-- WHAT YOU HAVE TO DO --
Pick every line from the data below that contains the string "clock" and copy it.

[Dataset entries]
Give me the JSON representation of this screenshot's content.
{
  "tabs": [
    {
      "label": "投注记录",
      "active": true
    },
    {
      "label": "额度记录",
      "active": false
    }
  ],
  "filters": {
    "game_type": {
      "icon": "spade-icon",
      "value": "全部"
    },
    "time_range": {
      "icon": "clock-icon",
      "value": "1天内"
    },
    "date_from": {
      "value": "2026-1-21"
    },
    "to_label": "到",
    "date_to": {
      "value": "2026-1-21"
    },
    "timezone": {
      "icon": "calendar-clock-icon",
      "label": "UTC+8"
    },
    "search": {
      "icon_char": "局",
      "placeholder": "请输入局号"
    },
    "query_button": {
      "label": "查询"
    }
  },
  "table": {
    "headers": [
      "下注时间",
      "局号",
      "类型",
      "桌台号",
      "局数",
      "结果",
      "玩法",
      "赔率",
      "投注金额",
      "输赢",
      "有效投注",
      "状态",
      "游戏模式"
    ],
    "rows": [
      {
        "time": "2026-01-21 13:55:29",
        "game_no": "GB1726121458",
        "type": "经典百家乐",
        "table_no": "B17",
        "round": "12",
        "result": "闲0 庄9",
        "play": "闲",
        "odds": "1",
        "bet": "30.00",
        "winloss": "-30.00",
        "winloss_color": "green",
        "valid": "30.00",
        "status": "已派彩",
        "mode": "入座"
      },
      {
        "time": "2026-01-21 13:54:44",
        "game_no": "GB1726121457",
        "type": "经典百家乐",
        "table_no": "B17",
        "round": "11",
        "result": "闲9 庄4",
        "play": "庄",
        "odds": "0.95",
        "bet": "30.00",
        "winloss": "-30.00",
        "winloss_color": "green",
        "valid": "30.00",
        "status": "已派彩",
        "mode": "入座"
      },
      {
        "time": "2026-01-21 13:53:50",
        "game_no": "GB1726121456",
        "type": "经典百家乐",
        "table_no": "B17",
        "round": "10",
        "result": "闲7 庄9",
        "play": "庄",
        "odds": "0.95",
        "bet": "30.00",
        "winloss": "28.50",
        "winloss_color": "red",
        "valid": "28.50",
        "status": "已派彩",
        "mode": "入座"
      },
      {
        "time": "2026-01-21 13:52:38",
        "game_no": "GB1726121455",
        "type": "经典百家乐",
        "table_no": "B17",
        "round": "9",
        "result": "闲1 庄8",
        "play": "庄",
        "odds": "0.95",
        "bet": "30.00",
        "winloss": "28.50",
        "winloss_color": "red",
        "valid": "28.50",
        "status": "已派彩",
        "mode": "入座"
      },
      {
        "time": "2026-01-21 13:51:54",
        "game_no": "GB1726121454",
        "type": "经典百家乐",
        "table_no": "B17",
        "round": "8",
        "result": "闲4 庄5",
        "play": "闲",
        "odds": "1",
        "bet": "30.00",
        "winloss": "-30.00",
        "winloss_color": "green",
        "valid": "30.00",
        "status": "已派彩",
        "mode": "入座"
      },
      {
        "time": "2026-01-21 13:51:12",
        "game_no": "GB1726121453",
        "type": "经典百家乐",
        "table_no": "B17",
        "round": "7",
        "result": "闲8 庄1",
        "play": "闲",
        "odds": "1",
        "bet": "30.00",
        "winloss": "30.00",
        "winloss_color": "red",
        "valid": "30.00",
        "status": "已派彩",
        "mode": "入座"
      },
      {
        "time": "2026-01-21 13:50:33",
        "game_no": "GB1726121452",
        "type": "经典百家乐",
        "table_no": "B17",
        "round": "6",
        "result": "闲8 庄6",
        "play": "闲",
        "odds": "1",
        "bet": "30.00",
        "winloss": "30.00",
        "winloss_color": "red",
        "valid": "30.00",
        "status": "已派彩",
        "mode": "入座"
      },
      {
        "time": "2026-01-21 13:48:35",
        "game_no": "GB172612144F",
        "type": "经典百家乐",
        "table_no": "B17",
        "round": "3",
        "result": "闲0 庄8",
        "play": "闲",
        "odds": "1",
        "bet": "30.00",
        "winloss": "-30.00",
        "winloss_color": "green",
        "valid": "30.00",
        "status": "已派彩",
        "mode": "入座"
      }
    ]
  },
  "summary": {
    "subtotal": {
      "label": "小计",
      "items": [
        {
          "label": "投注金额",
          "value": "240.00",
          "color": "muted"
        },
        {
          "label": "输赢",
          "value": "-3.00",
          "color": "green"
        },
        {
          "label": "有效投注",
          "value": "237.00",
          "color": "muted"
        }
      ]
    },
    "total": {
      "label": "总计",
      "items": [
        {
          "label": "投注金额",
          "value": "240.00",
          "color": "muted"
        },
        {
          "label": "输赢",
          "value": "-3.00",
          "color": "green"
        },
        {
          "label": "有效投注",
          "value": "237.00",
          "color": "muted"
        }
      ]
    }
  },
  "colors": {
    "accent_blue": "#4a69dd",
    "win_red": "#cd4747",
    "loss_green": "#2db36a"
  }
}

-- RESPONSE BOX --
      "icon": "clock-icon",
      "icon": "calendar-clock-icon",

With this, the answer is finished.